Although CF has no cure, there's obvious concern that if Vertex fails to diversify its portfolio beyond CF, its valuation could take a hit. Thankfully, this shouldn't be a big worry for current and prospective Vertex Pharmaceuticals investors.

Vertex is the kingpin when it comes to CF research, and no other drug developer is even close. It's developed four generations of mutation-specific CF therapies that have focused on improving lung function, and it's currently working on a fifth in clinical trials. The latest of these approved therapies is combination treatment Trikafta, which targets a mutation (F508del) found in approximately 90% of all CF patients.  Trikafta was approved by the U.S. Food and Drug Administration five months ahead of its scheduled review date, and it's pacing more than $8 billion in annual run-rate sales

The important thing to note about Vertex's ongoing CF research is that each generation of treatment it develops further protects its revenue stream from generic competition down the road. This company's cash flow is well protected for a long time to come.

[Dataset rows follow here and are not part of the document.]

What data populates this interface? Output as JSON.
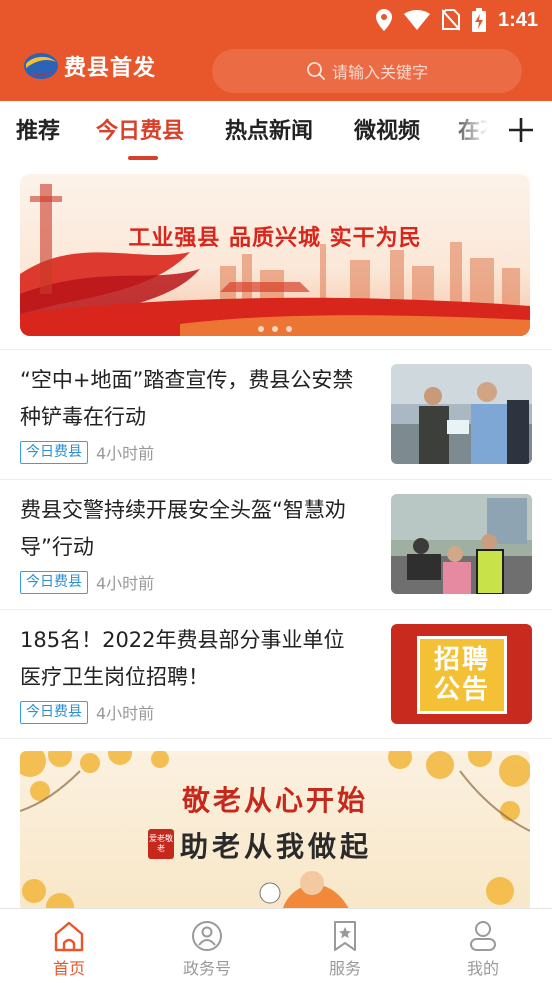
{
  "status_bar": {
    "time": "1:41",
    "icons": [
      "location-icon",
      "wifi-icon",
      "no-sim-icon",
      "battery-charging-icon"
    ]
  },
  "header": {
    "app_name": "费县首发",
    "search_placeholder": "请输入关键字",
    "brand_color": "#e8572b"
  },
  "tabs": {
    "items": [
      "推荐",
      "今日费县",
      "热点新闻",
      "微视频",
      "在不"
    ],
    "active_index": 1,
    "active_color": "#d9402a",
    "add_icon": "plus-icon"
  },
  "banner": {
    "slogan": "工业强县 品质兴城 实干为民",
    "page_count": 3
  },
  "news": [
    {
      "title": "“空中+地面”踏查宣传，费县公安禁种铲毒在行动",
      "tag": "今日费县",
      "time": "4小时前",
      "thumb": "police-photo"
    },
    {
      "title": "费县交警持续开展安全头盔“智慧劝导”行动",
      "tag": "今日费县",
      "time": "4小时前",
      "thumb": "traffic-police-photo"
    },
    {
      "title": "185名！2022年费县部分事业单位医疗卫生岗位招聘！",
      "tag": "今日费县",
      "time": "4小时前",
      "thumb_text_1": "招聘",
      "thumb_text_2": "公告"
    }
  ],
  "banner2": {
    "title": "敬老从心开始",
    "subtitle": "助老从我做起",
    "seal_text": "爱老敬老"
  },
  "bottom_nav": {
    "items": [
      {
        "label": "首页",
        "icon": "home-icon"
      },
      {
        "label": "政务号",
        "icon": "gov-account-icon"
      },
      {
        "label": "服务",
        "icon": "service-bookmark-icon"
      },
      {
        "label": "我的",
        "icon": "user-icon"
      }
    ],
    "active_index": 0
  }
}
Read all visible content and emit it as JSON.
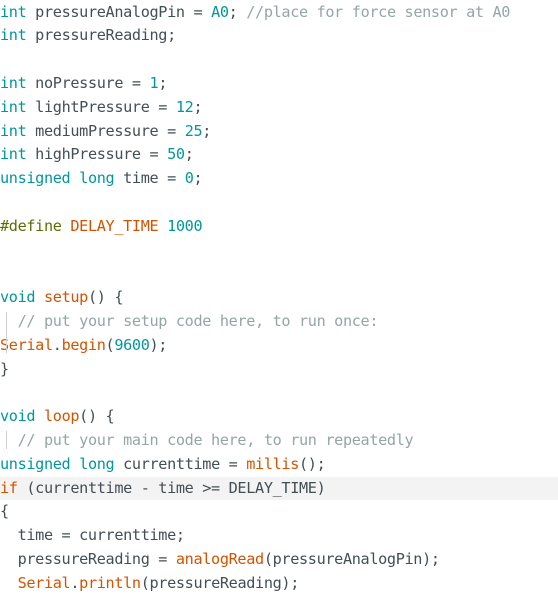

However, Vertex Pharmaceuticals is investing in a number of indications beyond CF. This includes the development of exagamglogene autotemcel (exa-cel) in collaboration with CRISPR Therapeutics for the treatment of severe sickle cell disease and transfusion-dependent beta thalassemia, as well as novel therapy VX-548 for severe acute pain. Although not every experimental drug will be a winner, Vertex has a better track record than most biotech stocks of delivering successful late-stage clinical results.

Investors should also be aware that Vertex is rolling in the dough. It ended last year with $10.8 billion in cash, cash equivalents, and marketable securities. Having this much cash on hand will allow Vertex to execute share buybacks as well as potentially go shopping for therapies that can enhance or expand its existing pipeline.